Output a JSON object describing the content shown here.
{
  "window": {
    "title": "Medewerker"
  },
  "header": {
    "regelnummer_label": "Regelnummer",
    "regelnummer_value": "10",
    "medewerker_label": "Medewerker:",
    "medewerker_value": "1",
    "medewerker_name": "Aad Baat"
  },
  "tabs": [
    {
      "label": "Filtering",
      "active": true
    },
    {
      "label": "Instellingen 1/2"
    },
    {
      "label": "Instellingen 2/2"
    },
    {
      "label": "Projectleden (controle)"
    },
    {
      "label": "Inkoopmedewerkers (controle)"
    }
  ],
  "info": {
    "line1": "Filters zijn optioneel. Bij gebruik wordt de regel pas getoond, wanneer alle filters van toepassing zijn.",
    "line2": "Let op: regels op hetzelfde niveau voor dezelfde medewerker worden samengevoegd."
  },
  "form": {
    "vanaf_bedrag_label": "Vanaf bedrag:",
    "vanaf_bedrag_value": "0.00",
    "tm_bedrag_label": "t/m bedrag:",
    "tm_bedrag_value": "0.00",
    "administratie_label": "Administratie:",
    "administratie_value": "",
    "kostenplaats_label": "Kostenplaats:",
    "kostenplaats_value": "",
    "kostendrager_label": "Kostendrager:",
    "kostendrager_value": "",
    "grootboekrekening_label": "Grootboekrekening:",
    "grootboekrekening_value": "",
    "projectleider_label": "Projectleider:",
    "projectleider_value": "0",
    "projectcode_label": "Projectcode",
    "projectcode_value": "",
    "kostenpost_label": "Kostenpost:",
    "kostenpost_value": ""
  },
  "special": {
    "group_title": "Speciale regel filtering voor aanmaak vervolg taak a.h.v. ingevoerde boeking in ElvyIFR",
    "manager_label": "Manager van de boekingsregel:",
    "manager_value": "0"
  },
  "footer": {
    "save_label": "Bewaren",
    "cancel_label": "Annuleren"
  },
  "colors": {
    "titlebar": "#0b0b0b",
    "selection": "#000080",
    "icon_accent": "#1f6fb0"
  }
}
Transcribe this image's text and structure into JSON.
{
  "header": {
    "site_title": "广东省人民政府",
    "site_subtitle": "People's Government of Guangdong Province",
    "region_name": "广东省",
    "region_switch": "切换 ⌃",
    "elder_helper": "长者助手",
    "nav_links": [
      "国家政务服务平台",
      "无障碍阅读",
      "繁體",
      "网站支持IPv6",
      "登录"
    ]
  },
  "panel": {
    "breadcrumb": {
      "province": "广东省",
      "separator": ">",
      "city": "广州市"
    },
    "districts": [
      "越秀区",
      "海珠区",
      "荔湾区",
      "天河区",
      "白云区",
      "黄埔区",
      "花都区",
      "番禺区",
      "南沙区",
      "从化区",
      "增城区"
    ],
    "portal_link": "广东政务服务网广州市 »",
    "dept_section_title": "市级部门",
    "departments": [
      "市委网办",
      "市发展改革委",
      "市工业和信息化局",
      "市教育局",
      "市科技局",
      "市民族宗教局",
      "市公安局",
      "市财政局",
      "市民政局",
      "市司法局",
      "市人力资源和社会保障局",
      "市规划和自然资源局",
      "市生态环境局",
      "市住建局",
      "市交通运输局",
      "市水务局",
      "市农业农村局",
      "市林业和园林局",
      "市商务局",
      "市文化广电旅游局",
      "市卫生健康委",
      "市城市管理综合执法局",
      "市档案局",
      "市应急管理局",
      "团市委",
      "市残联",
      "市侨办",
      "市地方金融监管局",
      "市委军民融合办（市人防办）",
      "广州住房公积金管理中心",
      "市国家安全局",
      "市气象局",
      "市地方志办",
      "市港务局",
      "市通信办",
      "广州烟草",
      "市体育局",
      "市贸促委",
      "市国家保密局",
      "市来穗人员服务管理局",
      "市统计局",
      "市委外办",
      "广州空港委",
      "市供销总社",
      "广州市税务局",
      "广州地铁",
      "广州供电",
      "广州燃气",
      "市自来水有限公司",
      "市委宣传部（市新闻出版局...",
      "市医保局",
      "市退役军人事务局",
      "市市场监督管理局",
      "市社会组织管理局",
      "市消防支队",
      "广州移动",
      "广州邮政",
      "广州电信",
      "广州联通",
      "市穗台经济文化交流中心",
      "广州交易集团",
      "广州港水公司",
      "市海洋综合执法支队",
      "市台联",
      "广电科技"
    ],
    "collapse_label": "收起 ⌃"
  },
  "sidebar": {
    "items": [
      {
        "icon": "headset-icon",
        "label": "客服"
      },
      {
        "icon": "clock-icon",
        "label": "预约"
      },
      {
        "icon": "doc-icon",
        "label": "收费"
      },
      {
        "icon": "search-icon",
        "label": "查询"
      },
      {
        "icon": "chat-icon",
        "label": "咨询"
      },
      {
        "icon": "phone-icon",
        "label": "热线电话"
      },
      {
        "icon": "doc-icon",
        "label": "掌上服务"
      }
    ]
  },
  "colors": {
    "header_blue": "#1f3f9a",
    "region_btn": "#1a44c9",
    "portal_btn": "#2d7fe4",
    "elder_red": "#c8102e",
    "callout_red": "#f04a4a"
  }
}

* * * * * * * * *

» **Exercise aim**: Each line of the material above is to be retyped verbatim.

» **Written response**:
Output a JSON object describing the content shown here.
{
  "window": {
    "title": "Medewerker"
  },
  "header": {
    "regelnummer_label": "Regelnummer",
    "regelnummer_value": "10",
    "medewerker_label": "Medewerker:",
    "medewerker_value": "1",
    "medewerker_name": "Aad Baat"
  },
  "tabs": [
    {
      "label": "Filtering",
      "active": true
    },
    {
      "label": "Instellingen 1/2"
    },
    {
      "label": "Instellingen 2/2"
    },
    {
      "label": "Projectleden (controle)"
    },
    {
      "label": "Inkoopmedewerkers (controle)"
    }
  ],
  "info": {
    "line1": "Filters zijn optioneel. Bij gebruik wordt de regel pas getoond, wanneer alle filters van toepassing zijn.",
    "line2": "Let op: regels op hetzelfde niveau voor dezelfde medewerker worden samengevoegd."
  },
  "form": {
    "vanaf_bedrag_label": "Vanaf bedrag:",
    "vanaf_bedrag_value": "0.00",
    "tm_bedrag_label": "t/m bedrag:",
    "tm_bedrag_value": "0.00",
    "administratie_label": "Administratie:",
    "administratie_value": "",
    "kostenplaats_label": "Kostenplaats:",
    "kostenplaats_value": "",
    "kostendrager_label": "Kostendrager:",
    "kostendrager_value": "",
    "grootboekrekening_label": "Grootboekrekening:",
    "grootboekrekening_value": "",
    "projectleider_label": "Projectleider:",
    "projectleider_value": "0",
    "projectcode_label": "Projectcode",
    "projectcode_value": "",
    "kostenpost_label": "Kostenpost:",
    "kostenpost_value": ""
  },
  "special": {
    "group_title": "Speciale regel filtering voor aanmaak vervolg taak a.h.v. ingevoerde boeking in ElvyIFR",
    "manager_label": "Manager van de boekingsregel:",
    "manager_value": "0"
  },
  "footer": {
    "save_label": "Bewaren",
    "cancel_label": "Annuleren"
  },
  "colors": {
    "titlebar": "#0b0b0b",
    "selection": "#000080",
    "icon_accent": "#1f6fb0"
  }
}
Transcribe this image's text and structure into JSON.
{
  "header": {
    "site_title": "广东省人民政府",
    "site_subtitle": "People's Government of Guangdong Province",
    "region_name": "广东省",
    "region_switch": "切换 ⌃",
    "elder_helper": "长者助手",
    "nav_links": [
      "国家政务服务平台",
      "无障碍阅读",
      "繁體",
      "网站支持IPv6",
      "登录"
    ]
  },
  "panel": {
    "breadcrumb": {
      "province": "广东省",
      "separator": ">",
      "city": "广州市"
    },
    "districts": [
      "越秀区",
      "海珠区",
      "荔湾区",
      "天河区",
      "白云区",
      "黄埔区",
      "花都区",
      "番禺区",
      "南沙区",
      "从化区",
      "增城区"
    ],
    "portal_link": "广东政务服务网广州市 »",
    "dept_section_title": "市级部门",
    "departments": [
      "市委网办",
      "市发展改革委",
      "市工业和信息化局",
      "市教育局",
      "市科技局",
      "市民族宗教局",
      "市公安局",
      "市财政局",
      "市民政局",
      "市司法局",
      "市人力资源和社会保障局",
      "市规划和自然资源局",
      "市生态环境局",
      "市住建局",
      "市交通运输局",
      "市水务局",
      "市农业农村局",
      "市林业和园林局",
      "市商务局",
      "市文化广电旅游局",
      "市卫生健康委",
      "市城市管理综合执法局",
      "市档案局",
      "市应急管理局",
      "团市委",
      "市残联",
      "市侨办",
      "市地方金融监管局",
      "市委军民融合办（市人防办）",
      "广州住房公积金管理中心",
      "市国家安全局",
      "市气象局",
      "市地方志办",
      "市港务局",
      "市通信办",
      "广州烟草",
      "市体育局",
      "市贸促委",
      "市国家保密局",
      "市来穗人员服务管理局",
      "市统计局",
      "市委外办",
      "广州空港委",
      "市供销总社",
      "广州市税务局",
      "广州地铁",
      "广州供电",
      "广州燃气",
      "市自来水有限公司",
      "市委宣传部（市新闻出版局...",
      "市医保局",
      "市退役军人事务局",
      "市市场监督管理局",
      "市社会组织管理局",
      "市消防支队",
      "广州移动",
      "广州邮政",
      "广州电信",
      "广州联通",
      "市穗台经济文化交流中心",
      "广州交易集团",
      "广州港水公司",
      "市海洋综合执法支队",
      "市台联",
      "广电科技"
    ],
    "collapse_label": "收起 ⌃"
  },
  "sidebar": {
    "items": [
      {
        "icon": "headset-icon",
        "label": "客服"
      },
      {
        "icon": "clock-icon",
        "label": "预约"
      },
      {
        "icon": "doc-icon",
        "label": "收费"
      },
      {
        "icon": "search-icon",
        "label": "查询"
      },
      {
        "icon": "chat-icon",
        "label": "咨询"
      },
      {
        "icon": "phone-icon",
        "label": "热线电话"
      },
      {
        "icon": "doc-icon",
        "label": "掌上服务"
      }
    ]
  },
  "colors": {
    "header_blue": "#1f3f9a",
    "region_btn": "#1a44c9",
    "portal_btn": "#2d7fe4",
    "elder_red": "#c8102e",
    "callout_red": "#f04a4a"
  }
}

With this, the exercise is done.